This large tree only grows on Sibuyan Island in the Philippines. It is found in primary lowland forest, particularly on red sticky volcanic soil.
Sibuyan Island has remained isolated from the rest of the world since its formation and is known as the Galápagos of Asia due to its rich biodiversity of flora and fauna.
It is a narrow endemic and culturally significant as the wood was the primary material used to build the traditional houses on Sibuyan Island.
There are thought to be only approximately 5,100 individuals left in the wild. Unregulated logging is a problem on the island and contributes to the decline in the species.
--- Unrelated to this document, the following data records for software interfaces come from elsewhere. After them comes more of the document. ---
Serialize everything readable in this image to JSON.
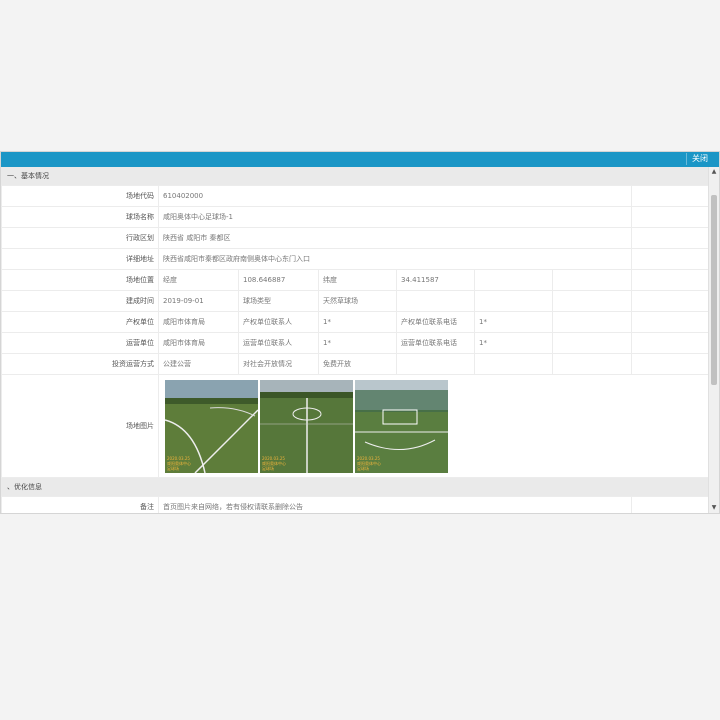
{
  "dialog": {
    "close_label": "关闭",
    "header_color": "#1b96c6"
  },
  "section1": {
    "title": "一、基本情况"
  },
  "basic": {
    "code_label": "场地代码",
    "code_value": "610402000",
    "name_label": "球场名称",
    "name_value": "咸阳奥体中心足球场-1",
    "region_label": "行政区划",
    "region_value": "陕西省 咸阳市 秦都区",
    "address_label": "详细地址",
    "address_value": "陕西省咸阳市秦都区政府南侧奥体中心东门入口"
  },
  "location": {
    "pos_label": "场地位置",
    "lng_label": "经度",
    "lng_value": "108.646887",
    "lat_label": "纬度",
    "lat_value": "34.411587",
    "built_label": "建成时间",
    "built_value": "2019-09-01",
    "type_label": "球场类型",
    "type_value": "天然草球场",
    "owner_label": "产权单位",
    "owner_value": "咸阳市体育局",
    "owner_contact_label": "产权单位联系人",
    "owner_contact_value": "1*",
    "owner_phone_label": "产权单位联系电话",
    "owner_phone_value": "1*"
  },
  "operation": {
    "op_label": "运营单位",
    "op_value": "咸阳市体育局",
    "op_contact_label": "运营单位联系人",
    "op_contact_value": "1*",
    "op_phone_label": "运营单位联系电话",
    "op_phone_value": "1*",
    "mode_label": "投资运营方式",
    "mode_value": "公建公营",
    "open_label": "对社会开放情况",
    "open_value": "免费开放"
  },
  "photos": {
    "label": "场地图片",
    "captions": [
      "2020.03.25\n咸阳奥体中心\n足球场",
      "2020.03.25\n咸阳奥体中心\n足球场",
      "2020.03.25\n咸阳奥体中心\n足球场"
    ]
  },
  "section2": {
    "title": "、优化信息"
  },
  "remark": {
    "label": "备注",
    "value": "首页图片来自网络，若有侵权请联系删除公告"
  }
}
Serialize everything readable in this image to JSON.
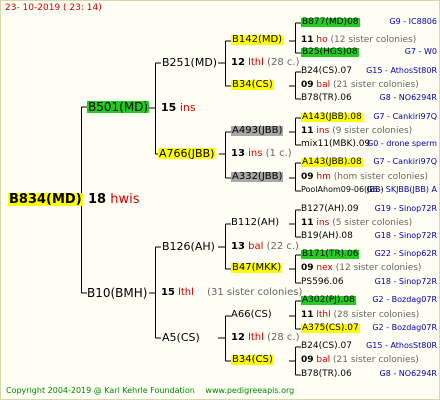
{
  "header": {
    "date": "23- 10-2019 ( 23: 14)"
  },
  "footer": {
    "copyright": "Copyright 2004-2019 @ Karl Kehrle Foundation",
    "site": "www.pedigreeapis.org"
  },
  "root": {
    "id": "B834(MD)",
    "num": "18",
    "unit": "hwis"
  },
  "g1": [
    {
      "id": "B501(MD)",
      "num": "15",
      "unit": "ins"
    },
    {
      "id": "B10(BMH)",
      "num": "15",
      "unit": "lthl",
      "note": "(31 sister colonies)"
    }
  ],
  "g2": [
    {
      "id": "B251(MD)",
      "num": "12",
      "unit": "lthl",
      "note": "(28 c.)"
    },
    {
      "id": "A766(JBB)",
      "num": "13",
      "unit": "ins",
      "note": "(1 c.)"
    },
    {
      "id": "B126(AH)",
      "num": "13",
      "unit": "bal",
      "note": "(22 c.)"
    },
    {
      "id": "A5(CS)",
      "num": "12",
      "unit": "lthl",
      "note": "(28 c.)"
    }
  ],
  "g3": [
    {
      "id": "B142(MD)",
      "num": "11",
      "unit": "ho",
      "note": "(12 sister colonies)"
    },
    {
      "id": "B34(CS)",
      "num": "09",
      "unit": "bal",
      "note": "(21 sister colonies)"
    },
    {
      "id": "A493(JBB)",
      "num": "11",
      "unit": "ins",
      "note": "(9 sister colonies)"
    },
    {
      "id": "A332(JBB)",
      "num": "09",
      "unit": "hm",
      "note": "(hom sister colonies)"
    },
    {
      "id": "B112(AH)",
      "num": "11",
      "unit": "ins",
      "note": "(5 sister colonies)"
    },
    {
      "id": "B47(MKK)",
      "num": "09",
      "unit": "nex",
      "note": "(12 sister colonies)"
    },
    {
      "id": "A66(CS)",
      "num": "11",
      "unit": "lthl",
      "note": "(28 sister colonies)"
    },
    {
      "id": "B34(CS)",
      "num": "09",
      "unit": "bal",
      "note": "(21 sister colonies)"
    }
  ],
  "g4": [
    {
      "id": "B877(MD)08",
      "place": "G9 - IC8806"
    },
    {
      "id": "B25(HGS)08",
      "place": "G7 - W0"
    },
    {
      "id": "B24(CS).07",
      "place": "G15 - AthosSt80R"
    },
    {
      "id": "B78(TR).06",
      "place": "G8 - NO6294R"
    },
    {
      "id": "A143(JBB).08",
      "place": "G7 - Cankiri97Q"
    },
    {
      "id": "mix11(MBK).09",
      "place": "G0 - drone sperm"
    },
    {
      "id": "A143(JBB).08",
      "place": "G7 - Cankiri97Q"
    },
    {
      "id": "PoolAhom09-06(JBB)",
      "place": "G6 - SKJBB(JBB) A"
    },
    {
      "id": "B127(AH).09",
      "place": "G19 - Sinop72R"
    },
    {
      "id": "B19(AH).08",
      "place": "G18 - Sinop72R"
    },
    {
      "id": "B171(TR).06",
      "place": "G22 - Sinop62R"
    },
    {
      "id": "PS596.06",
      "place": "G18 - Sinop72R"
    },
    {
      "id": "A302(PJ).08",
      "place": "G2 - Bozdag07R"
    },
    {
      "id": "A375(CS).07",
      "place": "G2 - Bozdag07R"
    },
    {
      "id": "B24(CS).07",
      "place": "G15 - AthosSt80R"
    },
    {
      "id": "B78(TR).06",
      "place": "G8 - NO6294R"
    }
  ],
  "colors": {
    "queen_yellow": "#ffff00",
    "queen_green": "#22cc22",
    "queen_grey": "#a8a8a8",
    "lines": "#000000",
    "red": "#cc0000",
    "blue": "#0000b0",
    "footer_green": "#008800"
  }
}
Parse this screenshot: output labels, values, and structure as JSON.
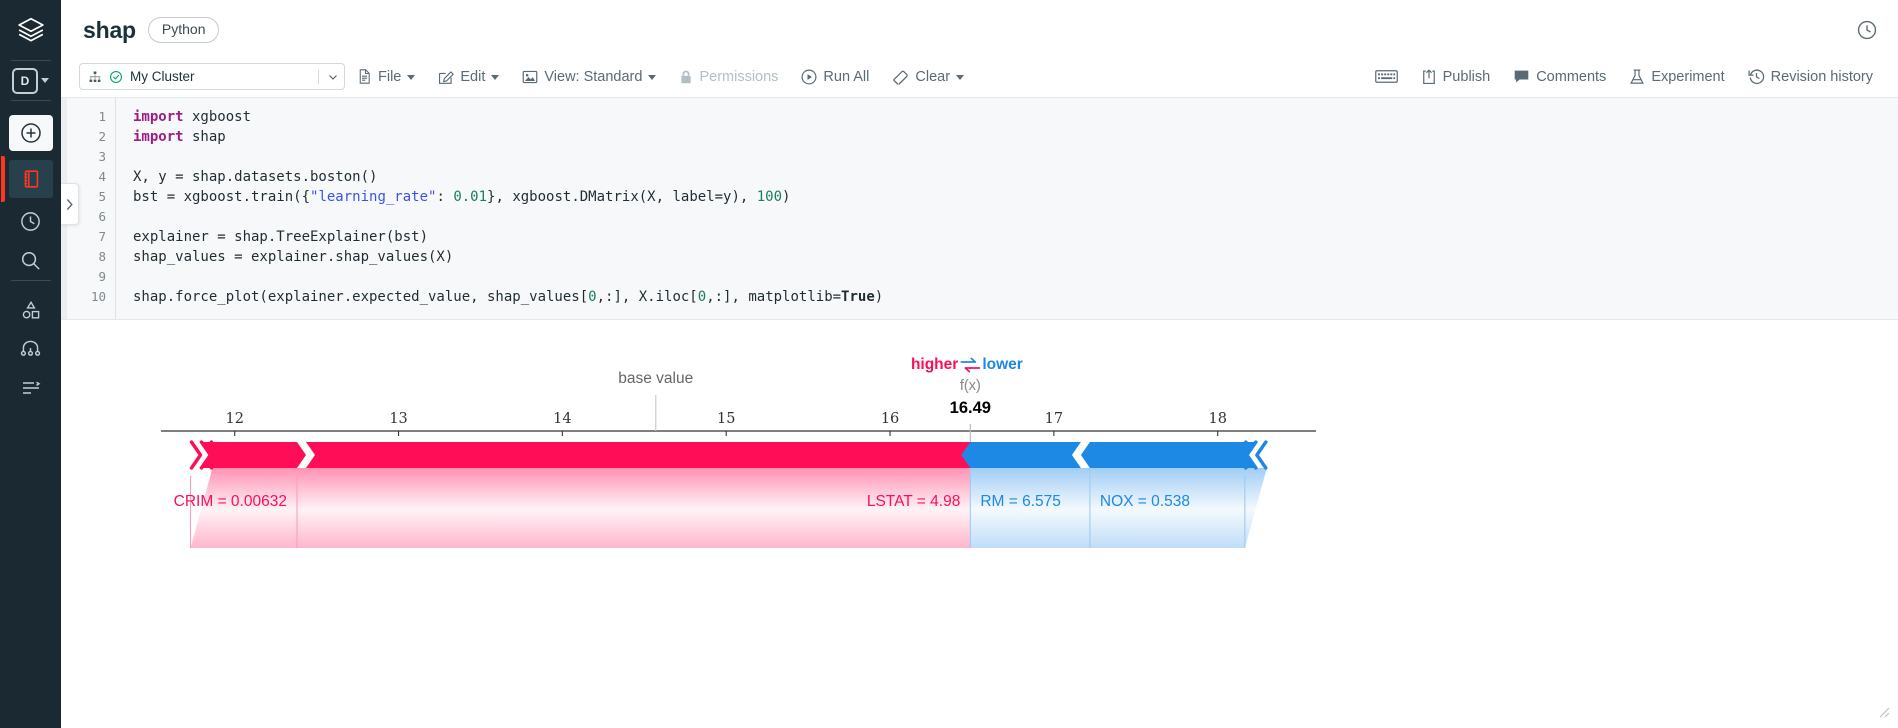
{
  "rail": {
    "logo_icon": "databricks-layers-logo",
    "items": [
      {
        "icon": "workspace-d-icon",
        "name": "workspace-switcher"
      },
      {
        "icon": "plus-circle-icon",
        "name": "new-item"
      },
      {
        "icon": "notebook-icon",
        "name": "notebook"
      },
      {
        "icon": "clock-icon",
        "name": "recents"
      },
      {
        "icon": "search-icon",
        "name": "search"
      },
      {
        "icon": "shapes-icon",
        "name": "data"
      },
      {
        "icon": "model-tree-icon",
        "name": "models"
      },
      {
        "icon": "list-icon",
        "name": "jobs"
      }
    ]
  },
  "header": {
    "notebook_title": "shap",
    "language_badge": "Python",
    "history_icon": "clock-circle-icon"
  },
  "toolbar": {
    "cluster": {
      "icon": "cluster-icon",
      "status_icon": "check-circle-green-icon",
      "name": "My Cluster",
      "caret_icon": "chevron-down-icon"
    },
    "menus": [
      {
        "label": "File",
        "icon": "file-icon",
        "caret": true,
        "disabled": false
      },
      {
        "label": "Edit",
        "icon": "edit-pencil-icon",
        "caret": true,
        "disabled": false
      },
      {
        "label": "View: Standard",
        "icon": "view-image-icon",
        "caret": true,
        "disabled": false
      },
      {
        "label": "Permissions",
        "icon": "lock-icon",
        "caret": false,
        "disabled": true
      },
      {
        "label": "Run All",
        "icon": "play-circle-icon",
        "caret": false,
        "disabled": false
      },
      {
        "label": "Clear",
        "icon": "eraser-icon",
        "caret": true,
        "disabled": false
      }
    ],
    "right_items": [
      {
        "label": "",
        "icon": "keyboard-icon"
      },
      {
        "label": "Publish",
        "icon": "publish-share-icon"
      },
      {
        "label": "Comments",
        "icon": "comment-bubble-icon"
      },
      {
        "label": "Experiment",
        "icon": "flask-icon"
      },
      {
        "label": "Revision history",
        "icon": "revision-history-icon"
      }
    ]
  },
  "cell": {
    "line_numbers": [
      "1",
      "2",
      "3",
      "4",
      "5",
      "6",
      "7",
      "8",
      "9",
      "10"
    ],
    "lines": [
      [
        {
          "t": "import",
          "c": "kw"
        },
        {
          "t": " xgboost",
          "c": ""
        }
      ],
      [
        {
          "t": "import",
          "c": "kw"
        },
        {
          "t": " shap",
          "c": ""
        }
      ],
      [],
      [
        {
          "t": "X, y = shap.datasets.boston()",
          "c": ""
        }
      ],
      [
        {
          "t": "bst = xgboost.train({",
          "c": ""
        },
        {
          "t": "\"learning_rate\"",
          "c": "str"
        },
        {
          "t": ": ",
          "c": ""
        },
        {
          "t": "0.01",
          "c": "num"
        },
        {
          "t": "}, xgboost.DMatrix(X, label=y), ",
          "c": ""
        },
        {
          "t": "100",
          "c": "num"
        },
        {
          "t": ")",
          "c": ""
        }
      ],
      [],
      [
        {
          "t": "explainer = shap.TreeExplainer(bst)",
          "c": ""
        }
      ],
      [
        {
          "t": "shap_values = explainer.shap_values(X)",
          "c": ""
        }
      ],
      [],
      [
        {
          "t": "shap.force_plot(explainer.expected_value, shap_values[",
          "c": ""
        },
        {
          "t": "0",
          "c": "num"
        },
        {
          "t": ",:], X.iloc[",
          "c": ""
        },
        {
          "t": "0",
          "c": "num"
        },
        {
          "t": ",:], matplotlib=",
          "c": ""
        },
        {
          "t": "True",
          "c": "bool"
        },
        {
          "t": ")",
          "c": ""
        }
      ]
    ]
  },
  "chart_data": {
    "type": "bar",
    "chart_kind": "shap-force-plot",
    "title": "",
    "xlabel": "",
    "ylabel": "",
    "base_value_label": "base value",
    "base_value": 14.57,
    "output_label": "f(x)",
    "output_value": "16.49",
    "higher_label": "higher",
    "lower_label": "lower",
    "arrow_icon": "left-right-arrows-icon",
    "axis_ticks": [
      "12",
      "13",
      "14",
      "15",
      "16",
      "17",
      "18"
    ],
    "axis_tick_values": [
      12,
      13,
      14,
      15,
      16,
      17,
      18
    ],
    "xlim": [
      11.55,
      18.6
    ],
    "grid": false,
    "legend": "none",
    "positive_color": "#ff0d57",
    "negative_color": "#1e88e5",
    "features": [
      {
        "label": "CRIM = 0.00632",
        "name": "CRIM",
        "value": "0.00632",
        "direction": "higher",
        "start": 11.73,
        "end": 12.38
      },
      {
        "label": "LSTAT = 4.98",
        "name": "LSTAT",
        "value": "4.98",
        "direction": "higher",
        "start": 12.38,
        "end": 16.49
      },
      {
        "label": "RM = 6.575",
        "name": "RM",
        "value": "6.575",
        "direction": "lower",
        "start": 16.49,
        "end": 17.22
      },
      {
        "label": "NOX = 0.538",
        "name": "NOX",
        "value": "0.538",
        "direction": "lower",
        "start": 17.22,
        "end": 18.3
      }
    ]
  }
}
Building local knowledge is important for the long-term conservation of this species. Local communities will be equipped with the skills to grow the species in community nurseries. Selling saplings will also provide an additional source of income.
Working with local authorities, local ordinances for the protection of the species will be prepared. Natural populations will also be increased through reinforcement planting and facilitating natural regeneration.